**PROBLEM**
From the line containing "Transcribe this image's" through the last line of the material, copy every line exactly, both ends inclusive; do not copy pictures.

**TASK INPUTS**
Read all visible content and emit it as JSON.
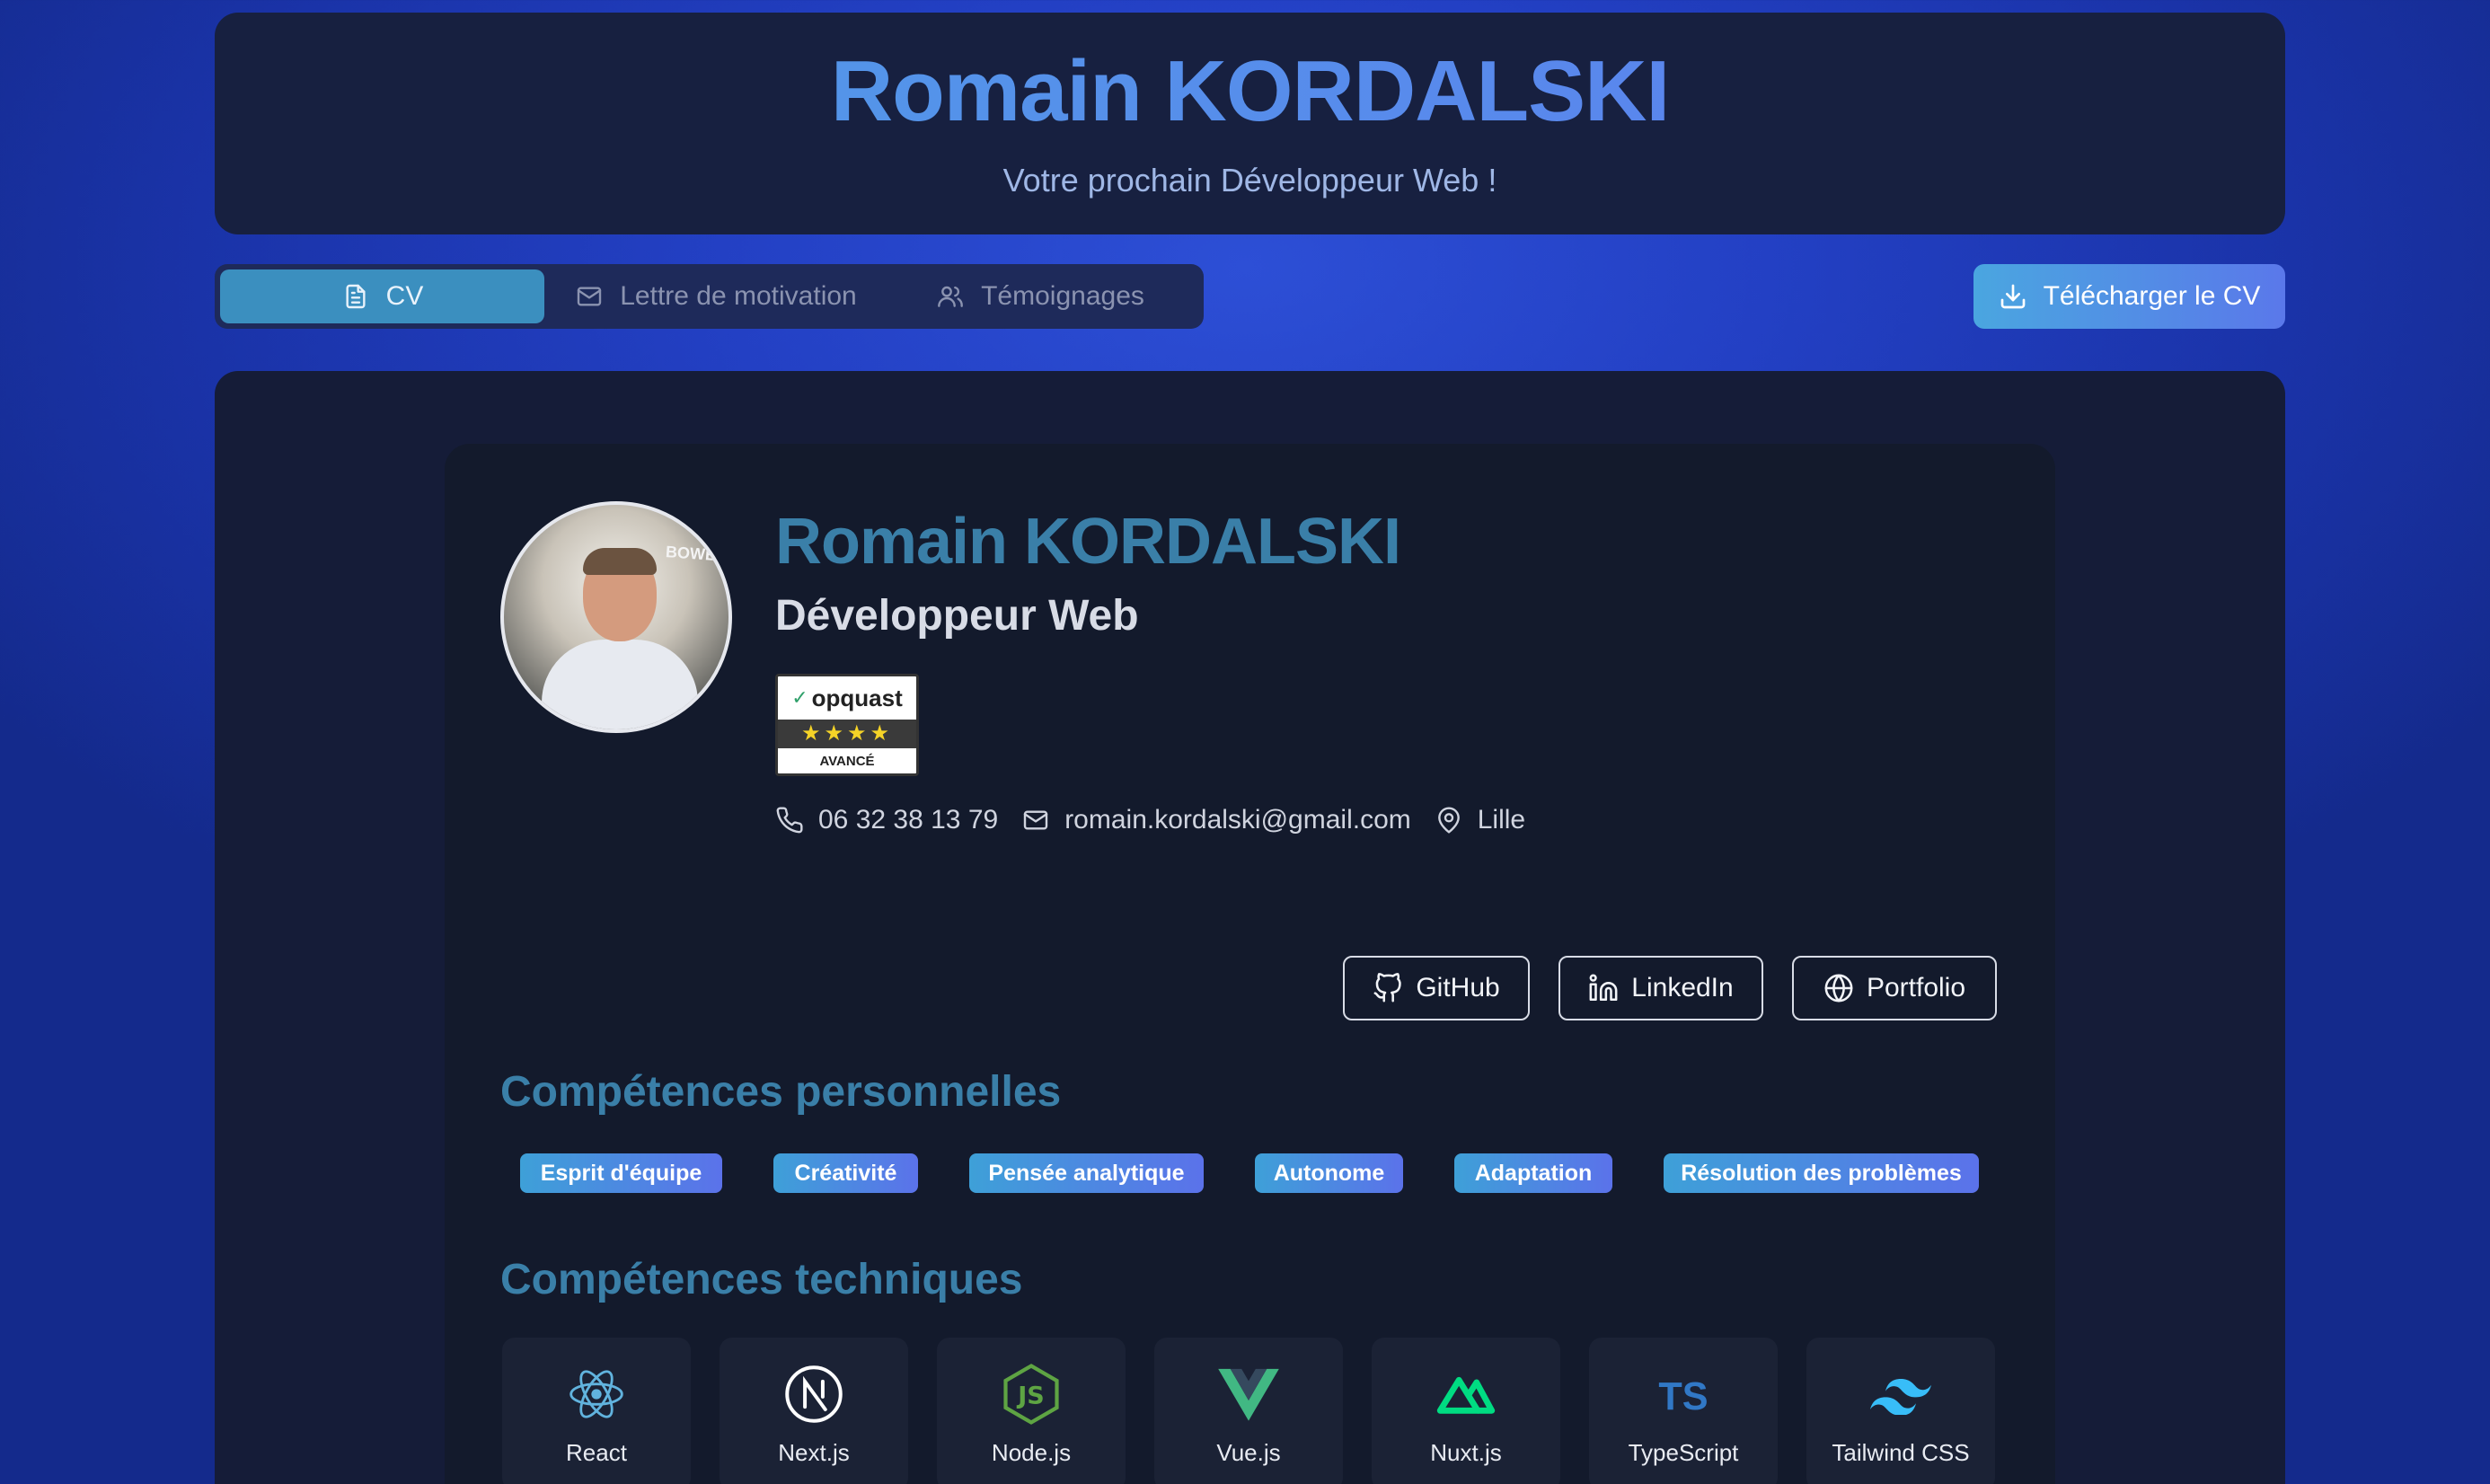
{
  "header": {
    "title": "Romain KORDALSKI",
    "subtitle": "Votre prochain Développeur Web !"
  },
  "tabs": [
    {
      "label": "CV",
      "icon": "file-icon",
      "active": true
    },
    {
      "label": "Lettre de motivation",
      "icon": "mail-icon",
      "active": false
    },
    {
      "label": "Témoignages",
      "icon": "users-icon",
      "active": false
    }
  ],
  "download": {
    "label": "Télécharger le CV",
    "icon": "download-icon"
  },
  "profile": {
    "name": "Romain KORDALSKI",
    "role": "Développeur Web",
    "avatar_text": "BOWE",
    "badge": {
      "brand": "opquast",
      "stars": "★★★★",
      "level": "AVANCÉ"
    },
    "contacts": {
      "phone": "06 32 38 13 79",
      "email": "romain.kordalski@gmail.com",
      "location": "Lille"
    },
    "links": [
      {
        "label": "GitHub",
        "icon": "github-icon"
      },
      {
        "label": "LinkedIn",
        "icon": "linkedin-icon"
      },
      {
        "label": "Portfolio",
        "icon": "globe-icon"
      }
    ]
  },
  "soft_skills": {
    "title": "Compétences personnelles",
    "items": [
      "Esprit d'équipe",
      "Créativité",
      "Pensée analytique",
      "Autonome",
      "Adaptation",
      "Résolution des problèmes"
    ]
  },
  "tech_skills": {
    "title": "Compétences techniques",
    "items": [
      {
        "label": "React",
        "icon": "react-icon"
      },
      {
        "label": "Next.js",
        "icon": "nextjs-icon"
      },
      {
        "label": "Node.js",
        "icon": "nodejs-icon"
      },
      {
        "label": "Vue.js",
        "icon": "vue-icon"
      },
      {
        "label": "Nuxt.js",
        "icon": "nuxt-icon"
      },
      {
        "label": "TypeScript",
        "icon": "typescript-icon"
      },
      {
        "label": "Tailwind CSS",
        "icon": "tailwind-icon"
      }
    ]
  },
  "colors": {
    "accent": "#3a7fa8",
    "tab_active": "#3b8fbf",
    "gradient_start": "#4aa6e0",
    "gradient_end": "#5a78ea",
    "card_bg": "#131a2c"
  }
}
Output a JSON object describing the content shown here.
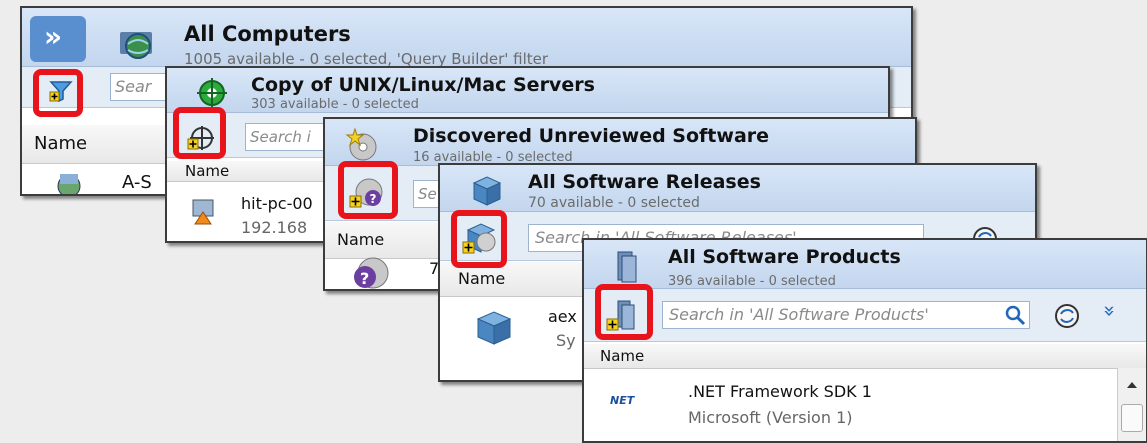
{
  "panels": {
    "all_computers": {
      "title": "All Computers",
      "subtitle": "1005 available - 0 selected, 'Query Builder' filter",
      "expand_glyph": "»",
      "search_placeholder": "Sear",
      "column_name": "Name",
      "row_name": "A-S"
    },
    "unix_servers": {
      "title": "Copy of UNIX/Linux/Mac Servers",
      "subtitle": "303 available - 0 selected",
      "search_placeholder": "Search i",
      "column_name": "Name",
      "row_name": "hit-pc-00",
      "row_detail": "192.168"
    },
    "unreviewed_software": {
      "title": "Discovered Unreviewed Software",
      "subtitle": "16 available - 0 selected",
      "search_placeholder": "Se",
      "column_name": "Name",
      "row_name": "7"
    },
    "software_releases": {
      "title": "All Software Releases",
      "subtitle": "70 available - 0 selected",
      "search_placeholder": "Search in 'All Software Releases'",
      "column_name": "Name",
      "row_name": "aex",
      "row_detail": "Sy"
    },
    "software_products": {
      "title": "All Software Products",
      "subtitle": "396 available - 0 selected",
      "search_placeholder": "Search in 'All Software Products'",
      "column_name": "Name",
      "row_name": ".NET Framework SDK 1",
      "row_detail": "Microsoft (Version 1)",
      "row_logo": "NET",
      "expand_glyph": "»"
    }
  },
  "colors": {
    "highlight": "#e8141c",
    "header": "#c9daf0"
  }
}
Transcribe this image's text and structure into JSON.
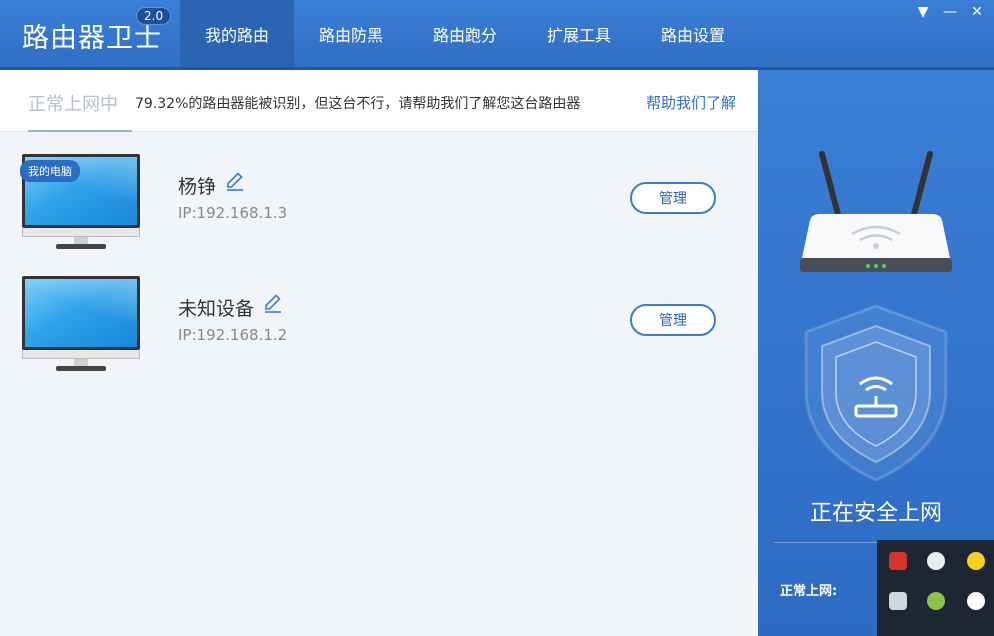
{
  "header": {
    "logo": "路由器卫士",
    "version": "2.0",
    "tabs": [
      {
        "label": "我的路由",
        "active": true
      },
      {
        "label": "路由防黑",
        "active": false
      },
      {
        "label": "路由跑分",
        "active": false
      },
      {
        "label": "扩展工具",
        "active": false
      },
      {
        "label": "路由设置",
        "active": false
      }
    ],
    "window_controls": {
      "menu": "▼",
      "minimize": "—",
      "close": "✕"
    }
  },
  "notice": {
    "status": "正常上网中",
    "message": "79.32%的路由器能被识别，但这台不行，请帮助我们了解您这台路由器",
    "help_link": "帮助我们了解"
  },
  "devices": [
    {
      "badge": "我的电脑",
      "name": "杨铮",
      "ip": "IP:192.168.1.3",
      "action": "管理"
    },
    {
      "badge": "",
      "name": "未知设备",
      "ip": "IP:192.168.1.2",
      "action": "管理"
    }
  ],
  "side": {
    "safe_text": "正在安全上网",
    "online_label": "正常上网:"
  },
  "colors": {
    "primary": "#3b7fd6",
    "active_tab": "#2a64b2",
    "link": "#2f72c4",
    "status_muted": "#b8c0cc"
  }
}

**OUTPUT BELOW**
Transcribe this image's text and structure into JSON.
{
  "header": {
    "logo": "路由器卫士",
    "version": "2.0",
    "tabs": [
      {
        "label": "我的路由",
        "active": true
      },
      {
        "label": "路由防黑",
        "active": false
      },
      {
        "label": "路由跑分",
        "active": false
      },
      {
        "label": "扩展工具",
        "active": false
      },
      {
        "label": "路由设置",
        "active": false
      }
    ],
    "window_controls": {
      "menu": "▼",
      "minimize": "—",
      "close": "✕"
    }
  },
  "notice": {
    "status": "正常上网中",
    "message": "79.32%的路由器能被识别，但这台不行，请帮助我们了解您这台路由器",
    "help_link": "帮助我们了解"
  },
  "devices": [
    {
      "badge": "我的电脑",
      "name": "杨铮",
      "ip": "IP:192.168.1.3",
      "action": "管理"
    },
    {
      "badge": "",
      "name": "未知设备",
      "ip": "IP:192.168.1.2",
      "action": "管理"
    }
  ],
  "side": {
    "safe_text": "正在安全上网",
    "online_label": "正常上网:"
  },
  "colors": {
    "primary": "#3b7fd6",
    "active_tab": "#2a64b2",
    "link": "#2f72c4",
    "status_muted": "#b8c0cc"
  }
}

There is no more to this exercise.